Push for changing the building standards and codes to allow smaller, more sustainable, more AFFORDABLE homes
Advocate and put pressure on the necessary entities to change building standards to allow smaller, more sustainable, more Affordable homes to be built.
Why tie up a family's income for decades paying for a house that is larger than what they need? Look at the size of post WW I & II houses. Large, happy families were raised in these smaller homes.
Today's large houses put money in the BUILDER's pockets while sucking it out of the pockets of middle-class Americans. Larger mortgages mean more money to banks and less to be spent strengthening the economy, they add stress to homeowners, and reduce the number of middle-class and below Americans who can afford to become homeowners.
If we want to truly make housing more affordable, then smaller, greener, more efficient, more sustainable homes are the way to do it.
Lots of exciting stuff happening behind the scenes. More soon!
I support this in conjunction with land preservation - for future generations.
The US should conserve its natural resources. Particularly for low cost housing, this means parking must be underground, and residences should be constructed upwards. Available land is finite and US population is rapidly growing.
Dana Libby commented
So many possibilities now exist for providing safe decent housing for the many homeless neighbors. Consider creation of the equivalent of "Single Room Occupancy" homes in industrial or otherwise disused property, through tiny homes or one of the many disaster housing possibilities in development. The site would be established for 24 to 36 months lifespan - then shifted to a new location. Existing local government standards and planning requirements make such measures nearly impossible.
Granted, they didn't go about this correct way, however regulations that allow for small houses would have also prevented this.
Gerry Cooper commented
I am totally on board with the tiny house movement. If HUD ever develops a division or staff to this endeavor...please keep me in mind! It is one of my passions. Probably drive my boss and her boss crazy because every time they ask me what further I'd like to pursue my answer always involves green living and the tiny house movement.
You could start with Japanese style lockable sleeping booths, that allow someone to have a suitcase and some clothes with them. The Japanese have these in train stations, for business who miss the last train. It would be kinder than the current open barracks model in many homeless shelters.
A program that might actually help homeless people? You can be sure this will go nowhere.
mark s. higuera commented
Looks like this is just what joint HUD, DOT, HHS and other agencies should be working on, together.
Teal Brown commented
RVIA uses NFPA 1192 as their Travel Trailer manufacturing standard. Although this is effective in addressing the safety of electrical and plumbing systems through thorough testing procedures, it lacks in other departments. For one, there are no guidelines for actual construction methods. That means a builder could manufacture a beautiful home with operable mechanical, electrical, and plumbing systems, but it might fall off the trailer or just fall apart.
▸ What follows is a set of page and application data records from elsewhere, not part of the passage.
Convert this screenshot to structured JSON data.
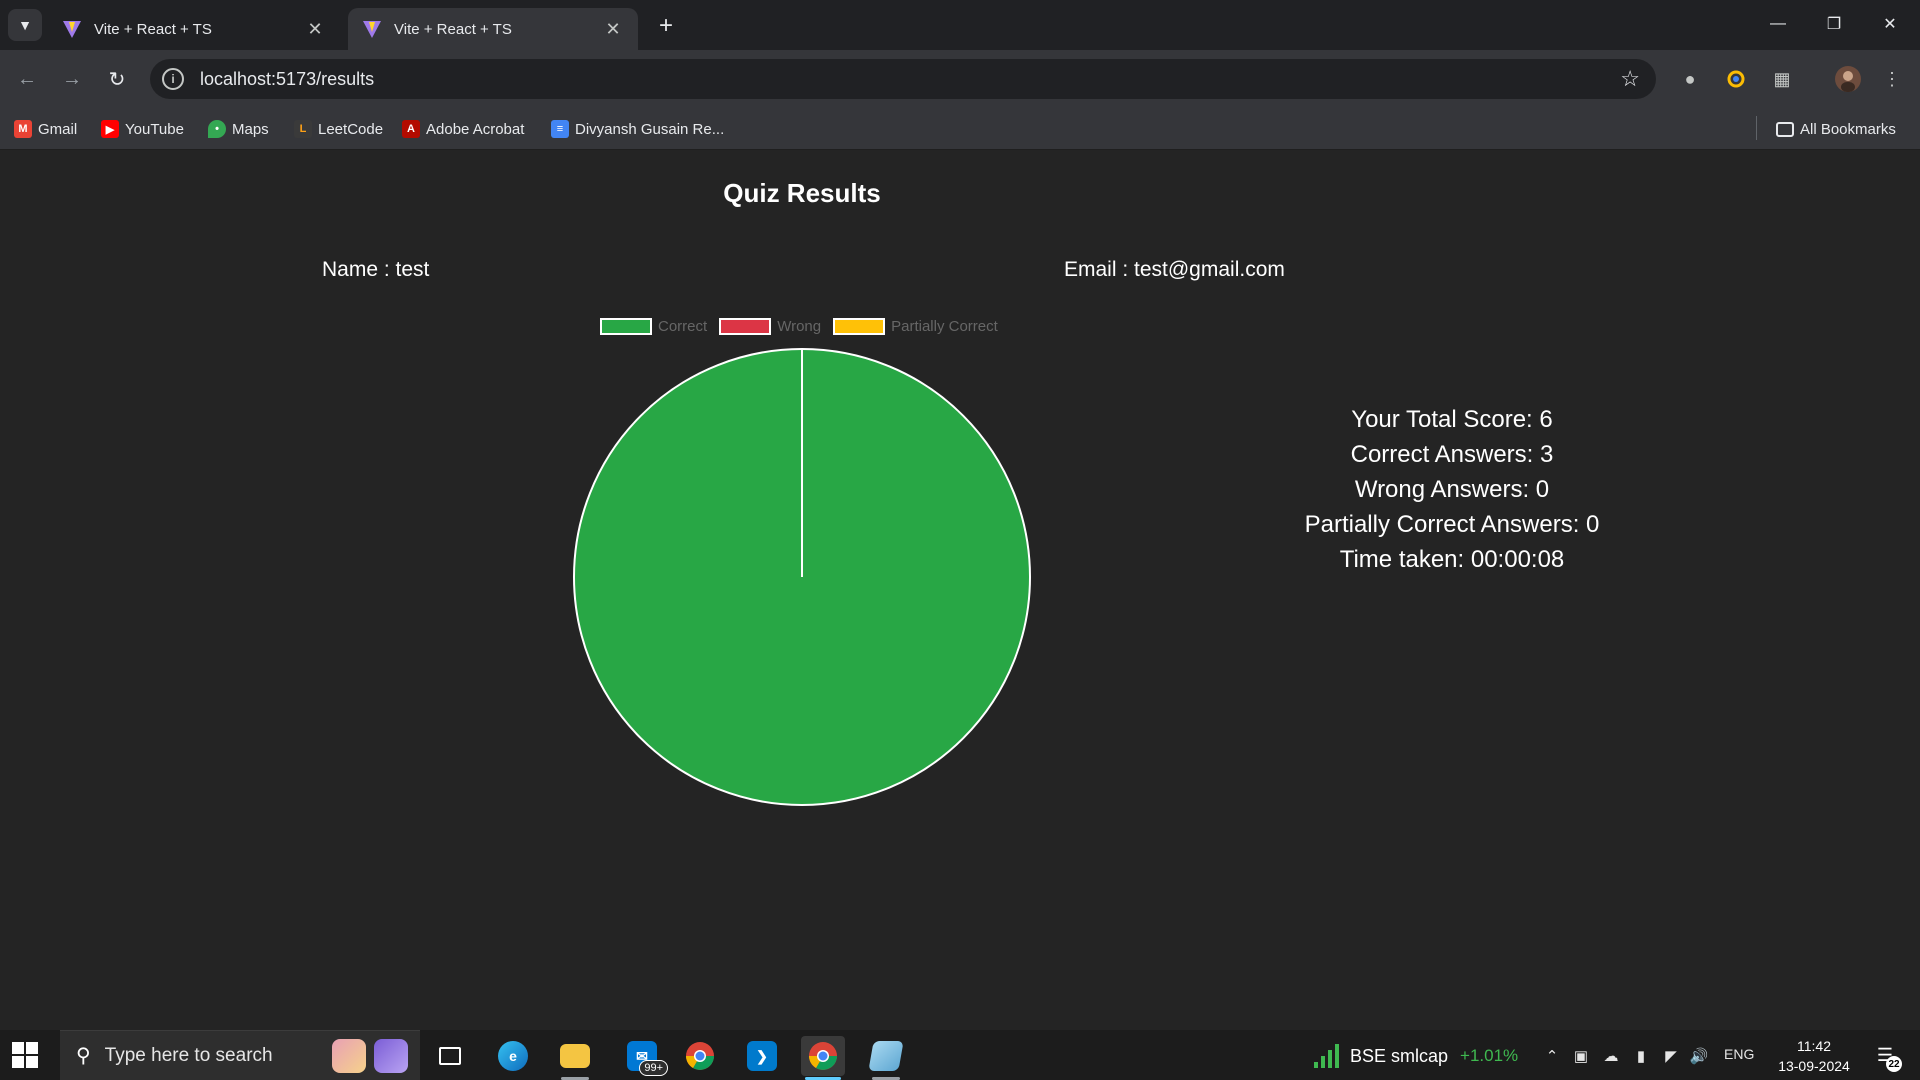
{
  "browser": {
    "tabs": [
      {
        "title": "Vite + React + TS",
        "active": false
      },
      {
        "title": "Vite + React + TS",
        "active": true
      }
    ],
    "url": "localhost:5173/results",
    "bookmarks": [
      {
        "label": "Gmail",
        "icon": "gmail-icon",
        "color": "#ea4335"
      },
      {
        "label": "YouTube",
        "icon": "youtube-icon",
        "color": "#ff0000"
      },
      {
        "label": "Maps",
        "icon": "maps-icon",
        "color": "#34a853"
      },
      {
        "label": "LeetCode",
        "icon": "leetcode-icon",
        "color": "#ffa116"
      },
      {
        "label": "Adobe Acrobat",
        "icon": "acrobat-icon",
        "color": "#b30b00"
      },
      {
        "label": "Divyansh Gusain Re...",
        "icon": "docs-icon",
        "color": "#4285f4"
      }
    ],
    "all_bookmarks_label": "All Bookmarks"
  },
  "page": {
    "title": "Quiz Results",
    "name_line": "Name : test",
    "email_line": "Email : test@gmail.com",
    "stats": {
      "total_score": "Your Total Score: 6",
      "correct": "Correct Answers: 3",
      "wrong": "Wrong Answers: 0",
      "partial": "Partially Correct Answers: 0",
      "time": "Time taken: 00:00:08"
    }
  },
  "chart_data": {
    "type": "pie",
    "categories": [
      "Correct",
      "Wrong",
      "Partially Correct"
    ],
    "values": [
      3,
      0,
      0
    ],
    "colors": [
      "#28a745",
      "#dc3545",
      "#ffc107"
    ],
    "legend": "top"
  },
  "taskbar": {
    "search_placeholder": "Type here to search",
    "mail_badge": "99+",
    "ticker_name": "BSE smlcap",
    "ticker_change": "+1.01%",
    "language": "ENG",
    "time": "11:42",
    "date": "13-09-2024",
    "notification_count": "22"
  }
}
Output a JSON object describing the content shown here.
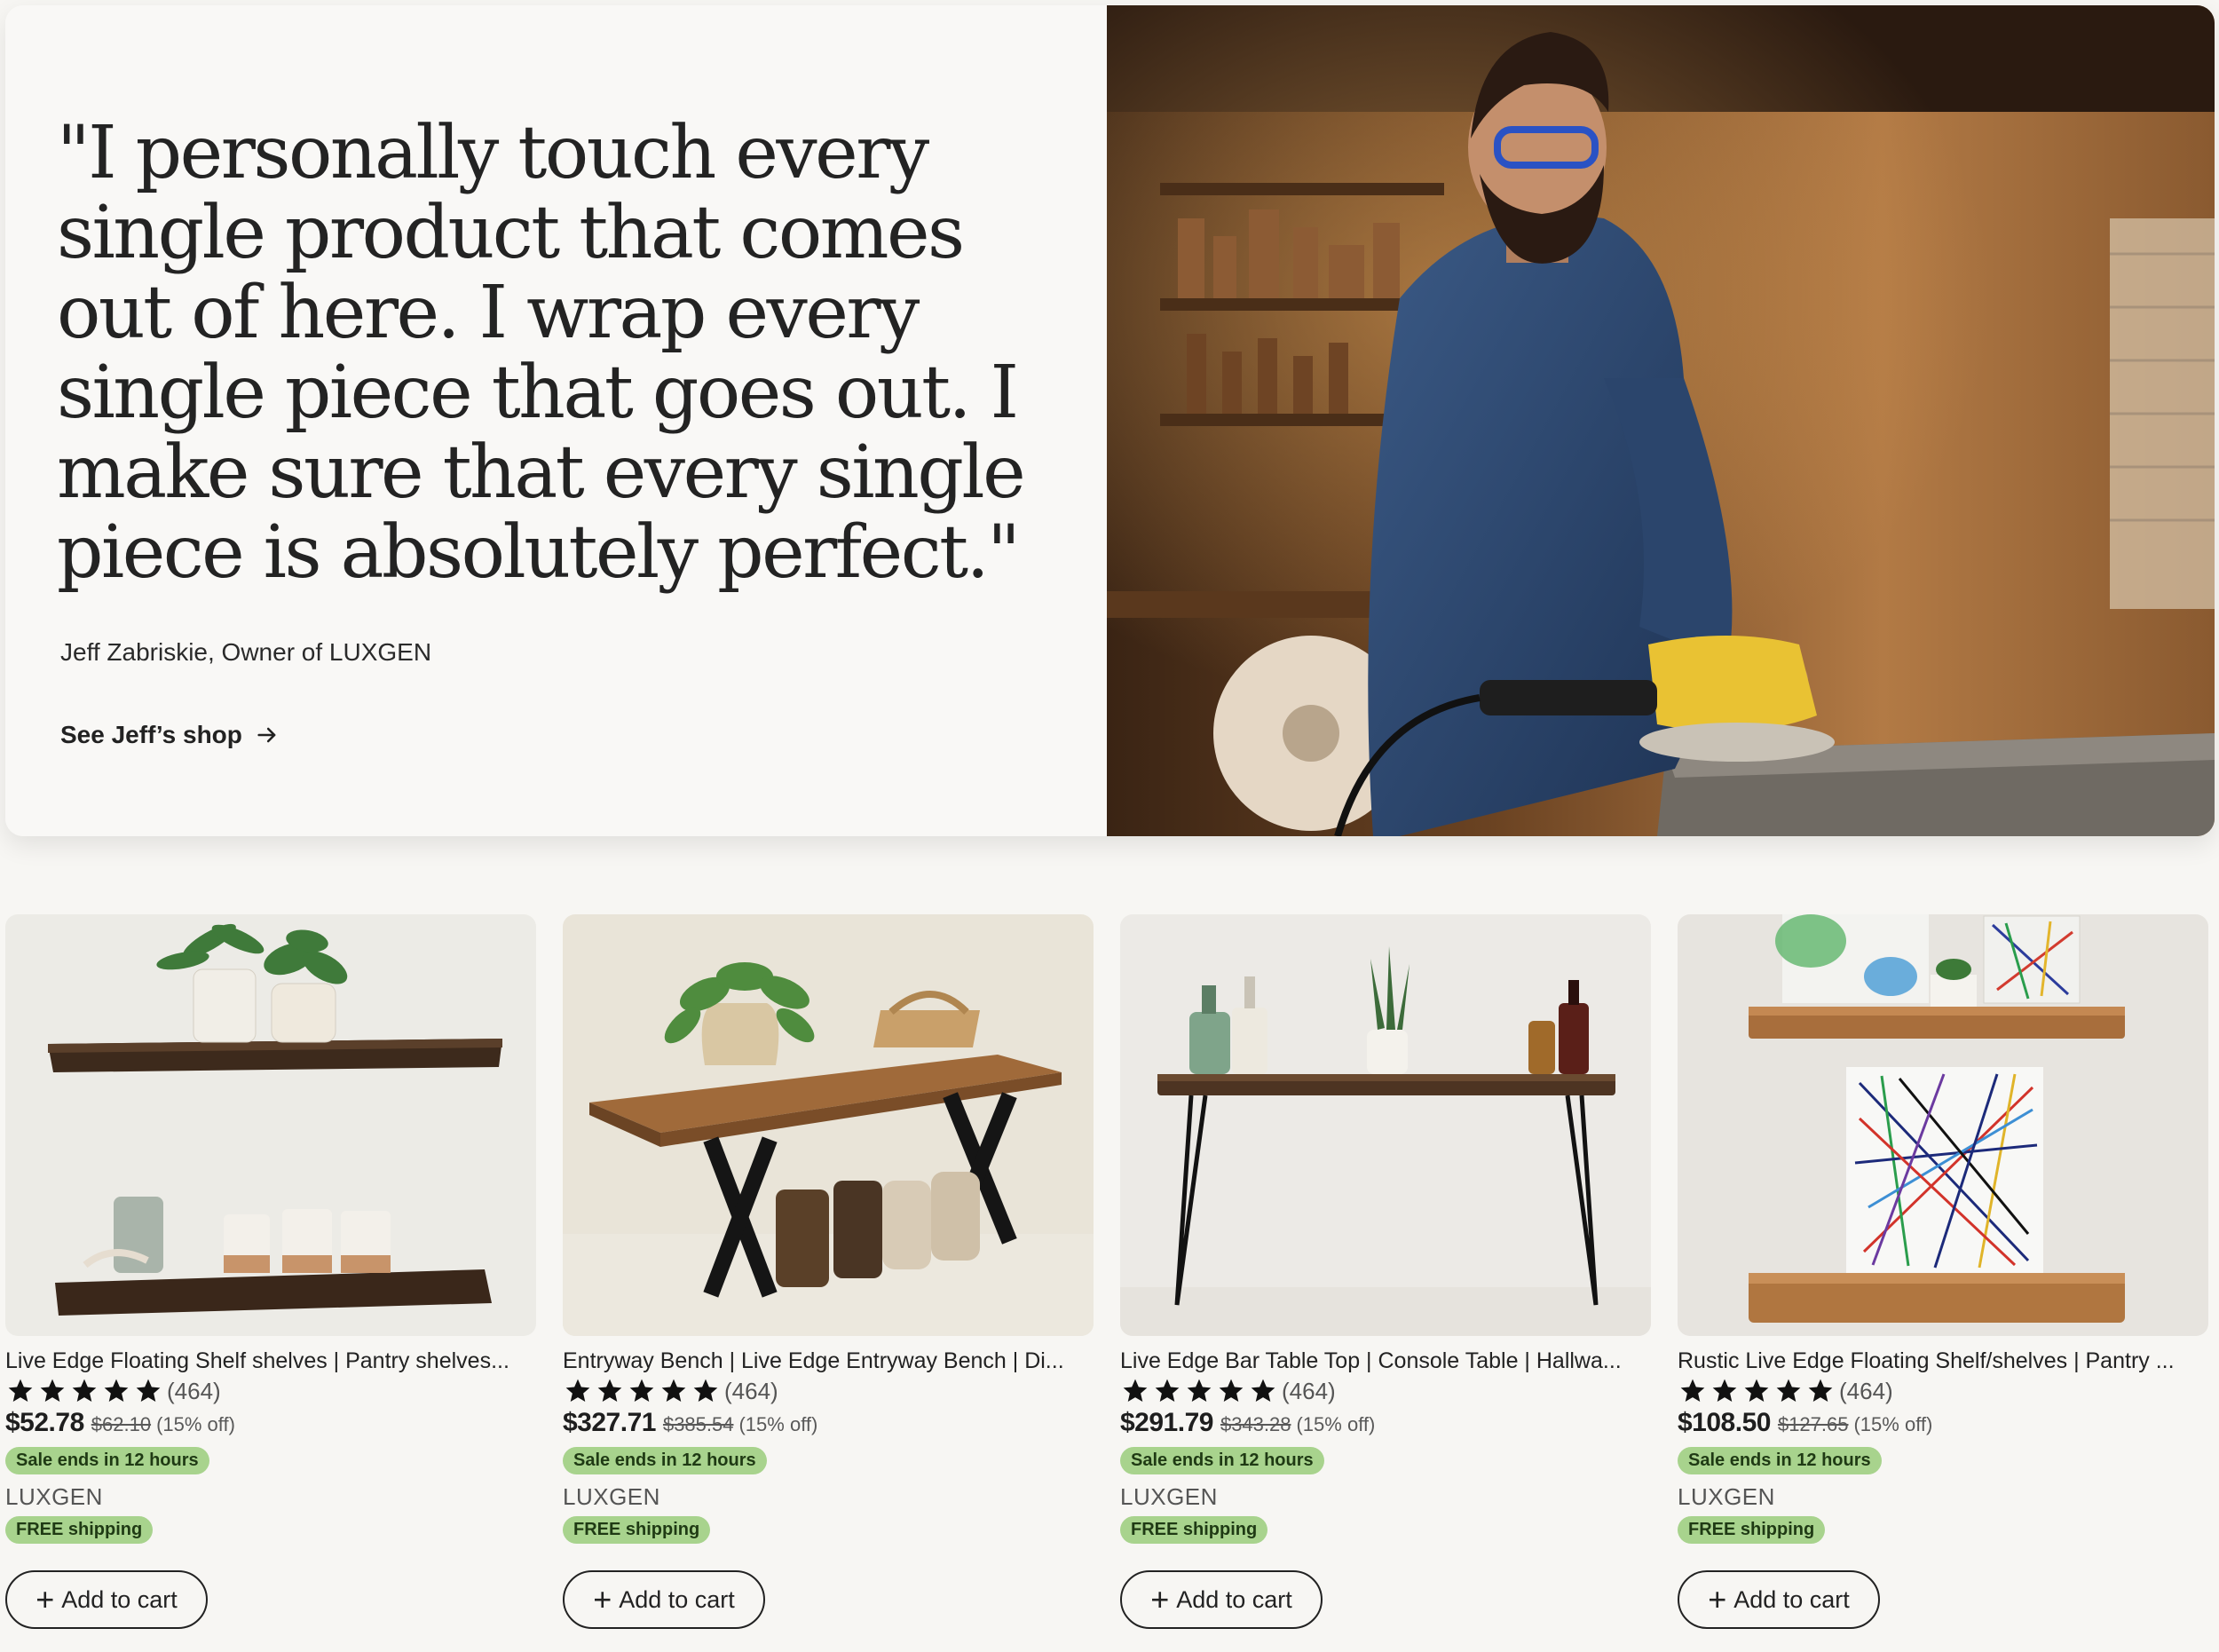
{
  "hero": {
    "quote": "\"I personally touch every single product that comes out of here. I wrap every single piece that goes out. I make sure that every single piece is absolutely perfect.\"",
    "attribution": "Jeff Zabriskie, Owner of LUXGEN",
    "link_label": "See Jeff’s shop",
    "link_icon": "arrow-right-icon",
    "image": "craftsman-sanding-wood-photo"
  },
  "products": [
    {
      "title": "Live Edge Floating Shelf shelves | Pantry shelves...",
      "reviews": "(464)",
      "rating": 5,
      "price": "$52.78",
      "original_price": "$62.10",
      "discount": "(15% off)",
      "sale_badge": "Sale ends in 12 hours",
      "shop": "LUXGEN",
      "shipping_badge": "FREE shipping",
      "cart_label": "Add to cart",
      "image": "floating-shelves-photo"
    },
    {
      "title": "Entryway Bench | Live Edge Entryway Bench | Di...",
      "reviews": "(464)",
      "rating": 5,
      "price": "$327.71",
      "original_price": "$385.54",
      "discount": "(15% off)",
      "sale_badge": "Sale ends in 12 hours",
      "shop": "LUXGEN",
      "shipping_badge": "FREE shipping",
      "cart_label": "Add to cart",
      "image": "entryway-bench-photo"
    },
    {
      "title": "Live Edge Bar Table Top | Console Table | Hallwa...",
      "reviews": "(464)",
      "rating": 5,
      "price": "$291.79",
      "original_price": "$343.28",
      "discount": "(15% off)",
      "sale_badge": "Sale ends in 12 hours",
      "shop": "LUXGEN",
      "shipping_badge": "FREE shipping",
      "cart_label": "Add to cart",
      "image": "console-table-photo"
    },
    {
      "title": "Rustic Live Edge Floating Shelf/shelves | Pantry ...",
      "reviews": "(464)",
      "rating": 5,
      "price": "$108.50",
      "original_price": "$127.65",
      "discount": "(15% off)",
      "sale_badge": "Sale ends in 12 hours",
      "shop": "LUXGEN",
      "shipping_badge": "FREE shipping",
      "cart_label": "Add to cart",
      "image": "rustic-shelves-photo"
    }
  ],
  "colors": {
    "badge_green": "#a8d38d",
    "page_bg": "#f7f6f3",
    "text": "#222222"
  }
}
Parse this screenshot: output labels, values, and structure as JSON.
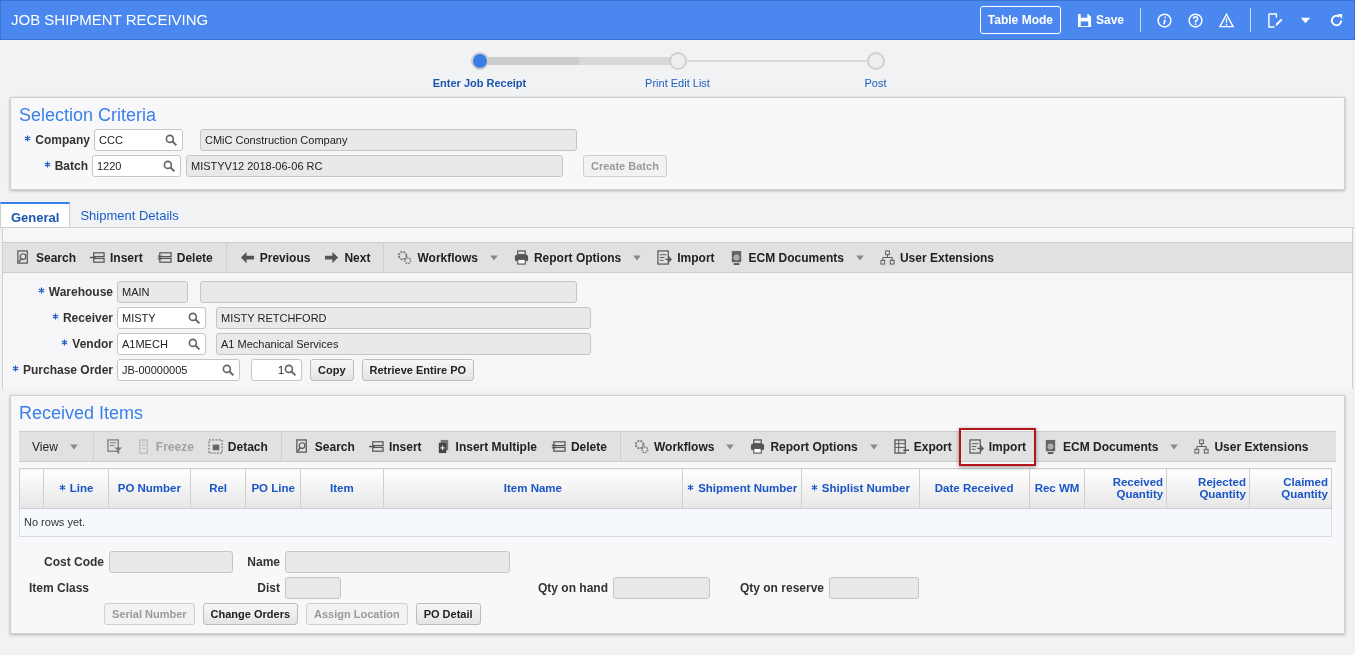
{
  "header": {
    "title": "JOB SHIPMENT RECEIVING",
    "table_mode": "Table Mode",
    "save": "Save"
  },
  "steps": [
    {
      "label": "Enter Job Receipt",
      "selected": true
    },
    {
      "label": "Print Edit List",
      "selected": false
    },
    {
      "label": "Post",
      "selected": false
    }
  ],
  "selection_criteria": {
    "title": "Selection Criteria",
    "rows": [
      {
        "label": "Company",
        "required": true,
        "value": "CCC",
        "description": "CMiC Construction Company"
      },
      {
        "label": "Batch",
        "required": true,
        "value": "1220",
        "description": "MISTYV12 2018-06-06 RC",
        "button": {
          "label": "Create Batch",
          "disabled": true
        }
      }
    ]
  },
  "tabs": [
    {
      "label": "General",
      "selected": true
    },
    {
      "label": "Shipment Details",
      "selected": false
    }
  ],
  "toolbar": [
    [
      {
        "kind": "search",
        "label": "Search"
      },
      {
        "kind": "insert",
        "label": "Insert"
      },
      {
        "kind": "delete",
        "label": "Delete"
      }
    ],
    [
      {
        "kind": "previous",
        "label": "Previous"
      },
      {
        "kind": "next",
        "label": "Next"
      }
    ],
    [
      {
        "kind": "workflows",
        "label": "Workflows",
        "dropdown": true
      },
      {
        "kind": "print",
        "label": "Report Options",
        "dropdown": true
      },
      {
        "kind": "import",
        "label": "Import"
      },
      {
        "kind": "ecm",
        "label": "ECM Documents",
        "dropdown": true
      },
      {
        "kind": "extensions",
        "label": "User Extensions"
      }
    ]
  ],
  "general_form": [
    {
      "label": "Warehouse",
      "required": true,
      "value": "MAIN",
      "readonly": true,
      "lookup": false
    },
    {
      "label": "Receiver",
      "required": true,
      "value": "MISTY",
      "readonly": false,
      "lookup": true,
      "description": "MISTY RETCHFORD"
    },
    {
      "label": "Vendor",
      "required": true,
      "value": "A1MECH",
      "readonly": false,
      "lookup": true,
      "description": "A1 Mechanical Services"
    },
    {
      "label": "Purchase Order",
      "required": true,
      "value": "JB-00000005",
      "readonly": false,
      "lookup": true,
      "release": "1",
      "buttons": [
        "Copy",
        "Retrieve Entire PO"
      ]
    }
  ],
  "received_items": {
    "title": "Received Items",
    "toolbar": [
      [
        {
          "kind": "view",
          "label": "View",
          "dropdown": true
        }
      ],
      [
        {
          "kind": "filter"
        },
        {
          "kind": "freeze",
          "label": "Freeze",
          "disabled": true
        },
        {
          "kind": "detach",
          "label": "Detach"
        }
      ],
      [
        {
          "kind": "search",
          "label": "Search"
        },
        {
          "kind": "insert",
          "label": "Insert"
        },
        {
          "kind": "insert_multiple",
          "label": "Insert Multiple"
        },
        {
          "kind": "delete",
          "label": "Delete"
        }
      ],
      [
        {
          "kind": "workflows",
          "label": "Workflows",
          "dropdown": true
        },
        {
          "kind": "print",
          "label": "Report Options",
          "dropdown": true
        },
        {
          "kind": "export",
          "label": "Export"
        },
        {
          "kind": "import",
          "label": "Import",
          "highlighted": true
        },
        {
          "kind": "ecm",
          "label": "ECM Documents",
          "dropdown": true
        },
        {
          "kind": "extensions",
          "label": "User Extensions"
        }
      ]
    ],
    "columns": [
      {
        "label": "Line",
        "required": true
      },
      {
        "label": "PO Number",
        "required": false
      },
      {
        "label": "Rel",
        "required": false
      },
      {
        "label": "PO Line",
        "required": false
      },
      {
        "label": "Item",
        "required": false
      },
      {
        "label": "Item Name",
        "required": false
      },
      {
        "label": "Shipment Number",
        "required": true
      },
      {
        "label": "Shiplist Number",
        "required": true
      },
      {
        "label": "Date Received",
        "required": false
      },
      {
        "label": "Rec WM",
        "required": false
      },
      {
        "label": "Received Quantity",
        "required": false
      },
      {
        "label": "Rejected Quantity",
        "required": false
      },
      {
        "label": "Claimed Quantity",
        "required": false
      }
    ],
    "empty_text": "No rows yet.",
    "details": {
      "cost_code": "Cost Code",
      "name": "Name",
      "item_class": "Item Class",
      "dist": "Dist",
      "qty_on_hand": "Qty on hand",
      "qty_on_reserve": "Qty on reserve"
    },
    "buttons": [
      {
        "label": "Serial Number",
        "disabled": true
      },
      {
        "label": "Change Orders",
        "disabled": false
      },
      {
        "label": "Assign Location",
        "disabled": true
      },
      {
        "label": "PO Detail",
        "disabled": false
      }
    ]
  }
}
I think HUD should establish some building standards.
Another option altogether might be to collaborate with RVIA so that they are comfortable embracing the tiny house movement. Let them know what would be considered working within their jurisdiction. Their concern is that tiny home manufacturers are marketing their products as actual homes for full time living.